Element data from apps and pages:
========================
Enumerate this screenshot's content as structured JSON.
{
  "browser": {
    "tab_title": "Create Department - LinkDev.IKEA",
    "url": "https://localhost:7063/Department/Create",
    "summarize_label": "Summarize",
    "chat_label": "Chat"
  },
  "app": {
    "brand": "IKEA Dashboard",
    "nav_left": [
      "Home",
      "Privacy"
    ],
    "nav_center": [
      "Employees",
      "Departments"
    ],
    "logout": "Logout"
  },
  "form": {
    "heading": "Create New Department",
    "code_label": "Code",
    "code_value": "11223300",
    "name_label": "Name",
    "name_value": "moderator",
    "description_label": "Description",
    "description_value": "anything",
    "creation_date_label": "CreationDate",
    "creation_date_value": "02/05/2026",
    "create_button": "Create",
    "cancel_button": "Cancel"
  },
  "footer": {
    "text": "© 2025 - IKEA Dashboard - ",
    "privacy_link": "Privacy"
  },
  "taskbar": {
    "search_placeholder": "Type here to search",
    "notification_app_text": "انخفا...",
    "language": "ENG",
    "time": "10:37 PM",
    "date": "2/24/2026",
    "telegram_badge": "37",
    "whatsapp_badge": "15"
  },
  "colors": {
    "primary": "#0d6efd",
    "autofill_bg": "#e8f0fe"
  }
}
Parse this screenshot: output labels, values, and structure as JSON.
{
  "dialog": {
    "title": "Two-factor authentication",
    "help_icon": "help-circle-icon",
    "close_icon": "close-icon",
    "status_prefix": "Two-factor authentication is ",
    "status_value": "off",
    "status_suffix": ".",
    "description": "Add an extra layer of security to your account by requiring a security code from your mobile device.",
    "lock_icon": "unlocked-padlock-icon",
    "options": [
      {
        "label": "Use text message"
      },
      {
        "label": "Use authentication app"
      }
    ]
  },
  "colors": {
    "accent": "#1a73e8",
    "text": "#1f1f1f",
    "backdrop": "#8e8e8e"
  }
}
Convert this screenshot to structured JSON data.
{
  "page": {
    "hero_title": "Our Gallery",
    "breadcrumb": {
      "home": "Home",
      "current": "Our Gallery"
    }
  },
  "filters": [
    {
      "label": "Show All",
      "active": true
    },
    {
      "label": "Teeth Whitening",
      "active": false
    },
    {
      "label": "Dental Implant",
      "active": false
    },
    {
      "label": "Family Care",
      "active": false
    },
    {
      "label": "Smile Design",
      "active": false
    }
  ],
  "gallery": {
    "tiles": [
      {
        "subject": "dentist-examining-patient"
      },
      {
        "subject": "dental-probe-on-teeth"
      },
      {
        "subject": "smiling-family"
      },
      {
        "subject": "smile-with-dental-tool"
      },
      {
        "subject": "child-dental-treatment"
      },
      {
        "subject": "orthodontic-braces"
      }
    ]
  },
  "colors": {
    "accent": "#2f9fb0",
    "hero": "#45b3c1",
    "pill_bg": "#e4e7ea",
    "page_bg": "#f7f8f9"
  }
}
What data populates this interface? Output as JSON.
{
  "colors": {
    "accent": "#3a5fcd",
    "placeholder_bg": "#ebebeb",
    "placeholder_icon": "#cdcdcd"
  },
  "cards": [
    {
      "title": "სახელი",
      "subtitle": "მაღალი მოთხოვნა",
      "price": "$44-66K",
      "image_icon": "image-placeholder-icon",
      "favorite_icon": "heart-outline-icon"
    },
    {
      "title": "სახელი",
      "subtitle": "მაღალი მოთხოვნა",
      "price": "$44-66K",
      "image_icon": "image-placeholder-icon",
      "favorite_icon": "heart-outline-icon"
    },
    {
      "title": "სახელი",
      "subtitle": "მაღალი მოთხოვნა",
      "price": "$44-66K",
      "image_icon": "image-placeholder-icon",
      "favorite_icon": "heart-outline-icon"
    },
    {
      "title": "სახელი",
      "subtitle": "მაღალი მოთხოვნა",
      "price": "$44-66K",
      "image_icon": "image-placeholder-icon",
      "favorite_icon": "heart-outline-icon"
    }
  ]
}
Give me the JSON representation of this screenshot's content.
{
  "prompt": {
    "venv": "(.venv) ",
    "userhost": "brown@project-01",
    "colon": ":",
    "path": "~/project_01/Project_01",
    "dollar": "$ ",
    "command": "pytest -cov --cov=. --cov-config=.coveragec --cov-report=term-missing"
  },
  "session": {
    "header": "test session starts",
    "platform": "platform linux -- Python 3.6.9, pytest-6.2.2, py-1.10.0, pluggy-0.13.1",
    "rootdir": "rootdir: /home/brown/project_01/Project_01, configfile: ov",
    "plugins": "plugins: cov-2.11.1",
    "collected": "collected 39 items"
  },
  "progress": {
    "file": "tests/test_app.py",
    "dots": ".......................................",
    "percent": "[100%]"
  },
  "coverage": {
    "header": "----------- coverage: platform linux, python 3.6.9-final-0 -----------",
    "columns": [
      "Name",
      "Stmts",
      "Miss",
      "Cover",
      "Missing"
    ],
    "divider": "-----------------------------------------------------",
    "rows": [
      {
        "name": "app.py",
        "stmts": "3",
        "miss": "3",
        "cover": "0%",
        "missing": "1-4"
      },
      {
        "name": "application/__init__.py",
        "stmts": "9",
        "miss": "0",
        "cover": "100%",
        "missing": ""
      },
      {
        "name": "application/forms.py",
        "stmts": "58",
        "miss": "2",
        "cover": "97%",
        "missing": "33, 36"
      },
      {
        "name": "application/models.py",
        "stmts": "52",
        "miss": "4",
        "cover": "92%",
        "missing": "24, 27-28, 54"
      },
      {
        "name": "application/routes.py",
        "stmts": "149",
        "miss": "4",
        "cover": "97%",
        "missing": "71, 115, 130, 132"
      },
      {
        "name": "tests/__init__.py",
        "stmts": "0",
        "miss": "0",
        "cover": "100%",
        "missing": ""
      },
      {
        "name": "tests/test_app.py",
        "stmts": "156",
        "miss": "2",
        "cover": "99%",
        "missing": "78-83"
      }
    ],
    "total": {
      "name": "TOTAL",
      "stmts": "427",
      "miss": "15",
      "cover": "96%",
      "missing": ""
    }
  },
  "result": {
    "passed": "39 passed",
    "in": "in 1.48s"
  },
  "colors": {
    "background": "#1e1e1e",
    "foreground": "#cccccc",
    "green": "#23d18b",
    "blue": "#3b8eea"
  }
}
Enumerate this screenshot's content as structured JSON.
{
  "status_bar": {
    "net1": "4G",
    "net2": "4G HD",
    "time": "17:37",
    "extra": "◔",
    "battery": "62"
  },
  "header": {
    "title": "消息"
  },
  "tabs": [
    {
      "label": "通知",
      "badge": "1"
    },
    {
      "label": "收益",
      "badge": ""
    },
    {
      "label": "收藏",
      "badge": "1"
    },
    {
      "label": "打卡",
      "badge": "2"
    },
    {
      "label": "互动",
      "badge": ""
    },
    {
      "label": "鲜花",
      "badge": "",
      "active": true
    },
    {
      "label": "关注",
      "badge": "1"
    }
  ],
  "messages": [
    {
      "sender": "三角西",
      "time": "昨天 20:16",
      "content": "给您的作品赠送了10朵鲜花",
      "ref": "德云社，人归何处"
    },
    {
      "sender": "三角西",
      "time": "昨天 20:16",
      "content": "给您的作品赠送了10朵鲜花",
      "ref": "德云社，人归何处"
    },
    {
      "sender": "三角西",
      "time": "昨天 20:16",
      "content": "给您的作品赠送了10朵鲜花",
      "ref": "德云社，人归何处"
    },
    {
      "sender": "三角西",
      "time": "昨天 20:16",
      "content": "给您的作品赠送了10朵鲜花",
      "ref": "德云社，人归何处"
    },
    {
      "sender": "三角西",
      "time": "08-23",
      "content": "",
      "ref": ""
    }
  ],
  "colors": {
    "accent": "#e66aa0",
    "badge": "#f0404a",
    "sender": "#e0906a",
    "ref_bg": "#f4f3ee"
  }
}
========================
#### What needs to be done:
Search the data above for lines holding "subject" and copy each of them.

#### Result:
        "subject": "dentist-examining-patient"
        "subject": "dental-probe-on-teeth"
        "subject": "smiling-family"
        "subject": "smile-with-dental-tool"
        "subject": "child-dental-treatment"
        "subject": "orthodontic-braces"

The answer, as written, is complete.